------ Material for the task ------
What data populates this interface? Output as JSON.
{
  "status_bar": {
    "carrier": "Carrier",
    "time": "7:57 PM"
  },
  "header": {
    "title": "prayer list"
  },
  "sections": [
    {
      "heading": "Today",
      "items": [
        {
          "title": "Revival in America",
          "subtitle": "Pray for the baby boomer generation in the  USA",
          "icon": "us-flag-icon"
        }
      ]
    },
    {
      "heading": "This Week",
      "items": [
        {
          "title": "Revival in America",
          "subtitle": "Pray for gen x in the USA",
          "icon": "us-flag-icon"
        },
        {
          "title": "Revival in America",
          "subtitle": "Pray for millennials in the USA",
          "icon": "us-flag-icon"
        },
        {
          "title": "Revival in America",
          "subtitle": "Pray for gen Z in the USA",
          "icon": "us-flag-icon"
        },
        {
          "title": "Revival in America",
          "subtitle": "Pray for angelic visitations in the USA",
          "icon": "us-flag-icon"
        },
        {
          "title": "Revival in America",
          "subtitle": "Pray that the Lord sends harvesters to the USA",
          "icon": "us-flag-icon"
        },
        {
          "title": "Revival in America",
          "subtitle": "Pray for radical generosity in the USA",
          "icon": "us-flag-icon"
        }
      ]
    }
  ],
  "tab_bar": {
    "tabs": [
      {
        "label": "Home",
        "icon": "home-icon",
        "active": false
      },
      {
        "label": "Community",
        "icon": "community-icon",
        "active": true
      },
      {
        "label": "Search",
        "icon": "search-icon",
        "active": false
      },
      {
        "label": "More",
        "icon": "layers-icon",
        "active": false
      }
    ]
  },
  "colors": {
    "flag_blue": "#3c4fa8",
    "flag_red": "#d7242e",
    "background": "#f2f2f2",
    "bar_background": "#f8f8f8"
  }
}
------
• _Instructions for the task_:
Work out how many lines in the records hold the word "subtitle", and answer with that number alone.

• _Solution_:
7